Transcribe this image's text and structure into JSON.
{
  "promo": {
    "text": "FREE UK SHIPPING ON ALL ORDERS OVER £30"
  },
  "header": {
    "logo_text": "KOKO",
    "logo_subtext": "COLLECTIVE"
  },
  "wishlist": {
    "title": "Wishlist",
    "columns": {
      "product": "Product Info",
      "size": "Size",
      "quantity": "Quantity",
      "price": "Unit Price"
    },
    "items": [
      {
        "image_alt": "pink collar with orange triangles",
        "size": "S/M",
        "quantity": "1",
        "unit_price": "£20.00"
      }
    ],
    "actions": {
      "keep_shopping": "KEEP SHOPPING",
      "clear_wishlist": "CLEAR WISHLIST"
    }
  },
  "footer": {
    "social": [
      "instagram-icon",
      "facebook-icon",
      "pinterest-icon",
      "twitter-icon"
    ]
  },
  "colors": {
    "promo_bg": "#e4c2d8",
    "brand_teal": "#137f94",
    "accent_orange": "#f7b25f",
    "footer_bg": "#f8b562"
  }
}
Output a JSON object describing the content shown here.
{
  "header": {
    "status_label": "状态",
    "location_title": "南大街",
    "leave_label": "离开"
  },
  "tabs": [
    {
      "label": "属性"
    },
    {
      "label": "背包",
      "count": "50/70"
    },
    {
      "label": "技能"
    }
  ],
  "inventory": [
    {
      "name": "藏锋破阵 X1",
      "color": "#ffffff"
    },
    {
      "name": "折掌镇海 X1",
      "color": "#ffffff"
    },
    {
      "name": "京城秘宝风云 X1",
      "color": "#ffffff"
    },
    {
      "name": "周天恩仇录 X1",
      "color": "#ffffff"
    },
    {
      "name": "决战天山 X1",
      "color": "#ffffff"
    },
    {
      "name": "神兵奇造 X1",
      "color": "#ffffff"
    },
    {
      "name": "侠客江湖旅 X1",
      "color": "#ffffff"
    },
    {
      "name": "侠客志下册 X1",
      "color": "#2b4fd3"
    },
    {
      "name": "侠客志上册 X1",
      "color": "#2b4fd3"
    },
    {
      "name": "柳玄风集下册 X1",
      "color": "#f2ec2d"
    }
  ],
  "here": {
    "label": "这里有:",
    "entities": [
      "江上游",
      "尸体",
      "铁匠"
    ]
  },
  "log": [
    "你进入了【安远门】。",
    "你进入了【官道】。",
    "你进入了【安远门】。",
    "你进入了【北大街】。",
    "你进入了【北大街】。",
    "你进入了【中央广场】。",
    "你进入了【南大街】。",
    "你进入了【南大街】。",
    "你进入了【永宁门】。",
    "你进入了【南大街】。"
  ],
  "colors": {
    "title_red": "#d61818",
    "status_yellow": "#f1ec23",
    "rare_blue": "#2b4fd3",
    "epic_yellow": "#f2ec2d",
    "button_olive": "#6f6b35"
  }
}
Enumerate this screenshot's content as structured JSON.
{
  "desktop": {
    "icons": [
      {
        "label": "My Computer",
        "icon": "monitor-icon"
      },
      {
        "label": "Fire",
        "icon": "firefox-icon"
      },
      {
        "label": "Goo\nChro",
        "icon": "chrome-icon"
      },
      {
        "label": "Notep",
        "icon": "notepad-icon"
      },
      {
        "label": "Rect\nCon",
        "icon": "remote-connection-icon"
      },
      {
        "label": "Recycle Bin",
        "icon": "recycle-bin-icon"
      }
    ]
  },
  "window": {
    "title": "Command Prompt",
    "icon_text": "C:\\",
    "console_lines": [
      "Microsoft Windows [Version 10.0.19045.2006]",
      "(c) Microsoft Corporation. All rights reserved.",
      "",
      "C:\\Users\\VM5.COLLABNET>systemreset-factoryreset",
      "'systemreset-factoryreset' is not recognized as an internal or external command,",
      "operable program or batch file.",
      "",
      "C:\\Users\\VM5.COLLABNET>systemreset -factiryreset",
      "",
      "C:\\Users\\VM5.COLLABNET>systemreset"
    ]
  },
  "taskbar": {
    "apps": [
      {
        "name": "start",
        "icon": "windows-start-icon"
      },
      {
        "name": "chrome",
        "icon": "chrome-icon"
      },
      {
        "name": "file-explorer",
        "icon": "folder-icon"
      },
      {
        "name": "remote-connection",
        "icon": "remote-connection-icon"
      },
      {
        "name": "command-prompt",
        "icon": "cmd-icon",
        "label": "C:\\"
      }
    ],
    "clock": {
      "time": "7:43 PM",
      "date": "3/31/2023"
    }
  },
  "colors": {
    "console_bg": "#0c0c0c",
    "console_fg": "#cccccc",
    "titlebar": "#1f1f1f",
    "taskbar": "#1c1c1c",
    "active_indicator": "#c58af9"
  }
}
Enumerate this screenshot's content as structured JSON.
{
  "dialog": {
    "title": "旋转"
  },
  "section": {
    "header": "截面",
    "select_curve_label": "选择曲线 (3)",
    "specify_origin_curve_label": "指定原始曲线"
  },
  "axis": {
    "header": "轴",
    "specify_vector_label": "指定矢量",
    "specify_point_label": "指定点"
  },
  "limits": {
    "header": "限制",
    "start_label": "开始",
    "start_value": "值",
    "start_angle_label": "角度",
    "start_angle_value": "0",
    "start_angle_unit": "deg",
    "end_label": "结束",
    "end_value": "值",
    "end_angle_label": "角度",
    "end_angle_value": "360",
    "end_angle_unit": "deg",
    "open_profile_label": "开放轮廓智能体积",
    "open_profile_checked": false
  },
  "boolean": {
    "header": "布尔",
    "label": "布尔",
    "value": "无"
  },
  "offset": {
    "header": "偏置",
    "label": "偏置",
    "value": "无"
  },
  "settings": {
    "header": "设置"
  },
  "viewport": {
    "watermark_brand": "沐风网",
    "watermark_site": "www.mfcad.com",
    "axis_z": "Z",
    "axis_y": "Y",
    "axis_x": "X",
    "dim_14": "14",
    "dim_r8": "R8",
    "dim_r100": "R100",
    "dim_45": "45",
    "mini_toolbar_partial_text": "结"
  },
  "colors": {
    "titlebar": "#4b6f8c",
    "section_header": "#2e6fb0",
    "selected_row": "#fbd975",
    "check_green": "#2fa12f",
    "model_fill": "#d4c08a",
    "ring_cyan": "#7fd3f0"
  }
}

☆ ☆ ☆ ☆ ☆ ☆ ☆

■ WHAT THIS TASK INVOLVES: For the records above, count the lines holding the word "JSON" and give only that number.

■ WRITTEN SOLUTION: 4